England kick off their 2019 Women's World Cup campaign in just over a week's time.
This is everything you need to know about the Lionesses ahead of the tournament...
England have a diverse squad that draws players from clubs in as many as five different countries, with a handful of individuals plying their domestic trade in France, Germany, Spain and the United States. That can only be good for exposing players to different football cultures.
Goalkeepers: Karen Bardsley (Man City), Carly Telford (Chelsea), Mary Earps (Wolfsburg)
Defenders: Lucy Bronze (Lyon), Alex Greenwood (Man United), Steph Houghton (Man City), Millie Bright (Chelsea), Demi Stokes (Man City), Leah Williamson (Arsenal), Abbie McManus (Man City*), Rachel Daley (Houston Dash)
Midfielders: Keira Walsh (Man City), Jill Scott (Man City), Jade Moore (Reading), Georgia Stanway (Man City), Karen Carney (Chelsea), Lucy Staniforth (Birmingham)
Forwards: Nikita Parris (Man City*), Jodie Taylor (Reign FC), Fran Kirby (Chelsea), Toni Duggan (Barcelona), Ellen White (Birmingham*), Beth Mead (Arsenal)
*Abbie McManus, Nikita Parris and Ellen White have all agreed post-World Cup transfers and will be joining Manchester United, Lyon and Manchester City respectively after the tournament.
Phil Neville got the job in early 2018, despite having minimal managerial experience and never having worked in women's football, but has had a generally positive impact.
He has brought a fresh approach at a time when it was needed for England to reach the next level and his years working in a tremendously competitive and winning environment at Manchester United are no doubt a great asset in terms of focusing the mentality of his players.
"It has been really good having him in. He tries to build relationships with the players, understand how we are feeling and how he can help us," Jodie Taylor told Sky Sports in April.
England have played six times in 2019, winning four, drawing once and losing once.
27 February 2019
England 2-1 Brazil
Chester, Pennsylvania, USA
2 March 2019
USA 2-2 England
Nashville, Tennessee, USA
5 March 2019
Japan 0-3 England
Tampa, Florida, USA
5 April 2019
England 0-1 Canada
9 April 2019
England 2-1 Spain
25 May 2019
England 2-0 Denmark
England can boast excellent strength in depth, particularly in attacking areas.
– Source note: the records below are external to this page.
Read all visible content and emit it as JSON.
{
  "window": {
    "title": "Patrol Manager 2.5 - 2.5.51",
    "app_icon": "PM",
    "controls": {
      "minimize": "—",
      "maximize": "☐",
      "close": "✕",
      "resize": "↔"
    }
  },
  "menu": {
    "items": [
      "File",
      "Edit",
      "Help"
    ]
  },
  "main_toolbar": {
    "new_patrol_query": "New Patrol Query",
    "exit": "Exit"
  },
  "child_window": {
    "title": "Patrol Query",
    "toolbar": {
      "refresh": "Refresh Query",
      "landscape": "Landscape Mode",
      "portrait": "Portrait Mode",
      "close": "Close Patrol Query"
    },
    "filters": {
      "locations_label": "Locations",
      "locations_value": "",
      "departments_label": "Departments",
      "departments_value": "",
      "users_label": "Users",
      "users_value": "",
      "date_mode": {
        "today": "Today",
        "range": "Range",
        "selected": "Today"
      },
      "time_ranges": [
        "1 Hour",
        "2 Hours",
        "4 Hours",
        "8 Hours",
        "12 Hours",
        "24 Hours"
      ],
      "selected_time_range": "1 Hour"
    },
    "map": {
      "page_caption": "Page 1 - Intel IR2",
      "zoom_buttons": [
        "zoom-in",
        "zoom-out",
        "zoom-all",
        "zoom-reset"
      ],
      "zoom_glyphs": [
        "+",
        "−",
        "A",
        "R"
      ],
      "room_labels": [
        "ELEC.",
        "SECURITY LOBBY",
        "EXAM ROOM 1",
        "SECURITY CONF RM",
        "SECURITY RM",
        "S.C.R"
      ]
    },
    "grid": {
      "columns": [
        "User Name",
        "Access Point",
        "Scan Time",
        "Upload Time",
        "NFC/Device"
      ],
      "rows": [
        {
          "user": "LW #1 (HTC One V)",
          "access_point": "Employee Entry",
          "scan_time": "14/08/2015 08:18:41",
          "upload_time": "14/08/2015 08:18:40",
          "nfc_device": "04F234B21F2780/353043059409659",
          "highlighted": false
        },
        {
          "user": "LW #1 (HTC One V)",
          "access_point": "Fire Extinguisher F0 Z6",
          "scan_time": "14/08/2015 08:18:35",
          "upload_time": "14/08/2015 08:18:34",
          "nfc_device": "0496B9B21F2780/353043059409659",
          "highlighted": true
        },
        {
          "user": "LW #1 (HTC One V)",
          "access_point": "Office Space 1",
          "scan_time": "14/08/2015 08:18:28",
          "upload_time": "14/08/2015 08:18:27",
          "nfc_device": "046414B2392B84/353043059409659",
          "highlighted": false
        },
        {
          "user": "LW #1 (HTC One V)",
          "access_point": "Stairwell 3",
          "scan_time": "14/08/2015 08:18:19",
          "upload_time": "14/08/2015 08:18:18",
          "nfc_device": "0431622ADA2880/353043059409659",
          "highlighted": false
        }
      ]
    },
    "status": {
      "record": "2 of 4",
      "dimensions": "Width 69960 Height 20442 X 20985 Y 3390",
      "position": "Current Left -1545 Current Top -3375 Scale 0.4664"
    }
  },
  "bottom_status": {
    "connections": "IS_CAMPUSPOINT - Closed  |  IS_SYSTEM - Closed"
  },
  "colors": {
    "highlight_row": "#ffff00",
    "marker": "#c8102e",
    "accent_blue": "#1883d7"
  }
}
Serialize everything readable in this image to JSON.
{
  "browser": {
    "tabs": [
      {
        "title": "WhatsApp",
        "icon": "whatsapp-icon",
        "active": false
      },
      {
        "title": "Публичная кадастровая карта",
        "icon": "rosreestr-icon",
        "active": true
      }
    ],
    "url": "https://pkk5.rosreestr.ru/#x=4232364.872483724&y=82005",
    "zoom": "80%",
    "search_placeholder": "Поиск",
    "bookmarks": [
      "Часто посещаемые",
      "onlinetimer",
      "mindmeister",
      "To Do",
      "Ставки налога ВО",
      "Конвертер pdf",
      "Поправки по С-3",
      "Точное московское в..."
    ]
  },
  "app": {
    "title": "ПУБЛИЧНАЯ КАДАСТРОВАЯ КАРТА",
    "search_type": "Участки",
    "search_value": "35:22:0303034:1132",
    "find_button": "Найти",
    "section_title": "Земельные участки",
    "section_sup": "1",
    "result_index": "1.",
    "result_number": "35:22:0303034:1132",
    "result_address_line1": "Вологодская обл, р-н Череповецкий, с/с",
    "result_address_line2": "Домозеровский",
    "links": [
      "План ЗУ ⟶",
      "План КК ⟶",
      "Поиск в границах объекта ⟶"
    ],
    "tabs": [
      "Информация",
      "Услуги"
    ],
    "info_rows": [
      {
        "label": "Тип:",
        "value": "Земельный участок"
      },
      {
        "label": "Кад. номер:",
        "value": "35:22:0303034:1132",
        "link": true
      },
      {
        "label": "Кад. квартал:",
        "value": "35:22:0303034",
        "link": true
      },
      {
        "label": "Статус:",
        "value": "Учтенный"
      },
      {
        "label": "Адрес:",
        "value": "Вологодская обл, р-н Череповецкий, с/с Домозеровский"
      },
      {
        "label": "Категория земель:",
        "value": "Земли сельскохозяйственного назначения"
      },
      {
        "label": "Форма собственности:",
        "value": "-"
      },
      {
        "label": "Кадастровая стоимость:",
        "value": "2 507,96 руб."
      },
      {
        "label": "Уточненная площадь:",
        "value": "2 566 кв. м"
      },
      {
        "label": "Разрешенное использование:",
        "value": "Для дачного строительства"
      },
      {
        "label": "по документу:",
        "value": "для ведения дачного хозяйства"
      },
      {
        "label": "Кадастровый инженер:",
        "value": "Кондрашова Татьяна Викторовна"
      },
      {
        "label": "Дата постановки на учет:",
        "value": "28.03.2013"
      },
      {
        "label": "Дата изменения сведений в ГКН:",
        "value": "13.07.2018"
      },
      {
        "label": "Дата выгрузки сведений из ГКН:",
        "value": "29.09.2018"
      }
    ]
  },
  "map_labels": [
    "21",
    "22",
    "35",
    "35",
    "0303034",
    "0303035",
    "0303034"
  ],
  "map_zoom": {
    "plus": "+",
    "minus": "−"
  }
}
Beyond Nikita Parris, who scored 19 Women's Super League goals this season, there is Toni Duggan, a Champions League finalist with Barcelona, Jodie Taylor, the Golden Boot winner at Euro 2017, and Ellen White (below), a favourite of Phil Neville's who will always chip in with goals.
On top of that, Chelsea star Fran Kirby is an elite creator, while Arsenal forward Beth Mead has an eye for the spectacular and led the WSL in assists in 2018/19.
In midfield, influential pair Jordan Nobbs and Izzy Christiansen missed out due to injury, but that has allowed the equally talented Keira Walsh, 22, and Georgia Stanway, 20, to come to the fore.
Recent results alone perhaps don't tell the whole story. England did win the SheBelieves Cup for the first time in March, a prestigious honour, but the United States and Japan both put out experimental sides - as did England - and both should be better this summer.
A laboured England aide was beaten by a defensively strong Canada in April, while subsequent friendly wins over Spain and Denmark weren't as polished as Neville would have hoped.
Dealing with the pressure of expectation is something that England, who have only ever been underdogs flying under the radar at past World Cups, have to learn.
Group D Opponents
England are drawn in Group D alongside Scotland, Argentina and Japan.
For Scotland, this is a first ever World Cup and only a second major international tournament after qualifying for Euro 2017. As it happens, England also played Scotland in their opening fixture in that competition and thrashed their local rivals 6-0.
The lowest FIFA-ranked team in the group, Argentina are at their first World Cup for 12 years and have never previously won a World Cup game, losing all six they've played. England thrashed them 6-1 in 2007, a week after La Albiceleste had lost 11-0 to Germany.
2011 winners Japan are the biggest threat in Group D and a dark horse for the trophy. It is a relatively young Japanese squad, but one that is led by experience at the back in the shape of Saki Kumagai, Aya Sameshima and Rumi Utsugi, and technically excellent.
9 June 2019
England vs Scotland
Allianz Riviera, Nice
14 June 2019
England vs Argentina
Stade Oceane, Le Havre
19 June 2019
Japan vs England
Allianz Riviera, Nice
Route to the Final
Top spot for England would mean a winnable last 16 pairing with the third place team from groups B, E or F - potentially China, Spain, New Zealand, Cameroon or Chile.
There would be a quarter final against the runner up from groups A or C - maybe Norway, South Korea, Brazil or Italy. The semi final would be a likely meeting with the United States or France, with Germany expected to reach the final from the other side of the knockout bracket.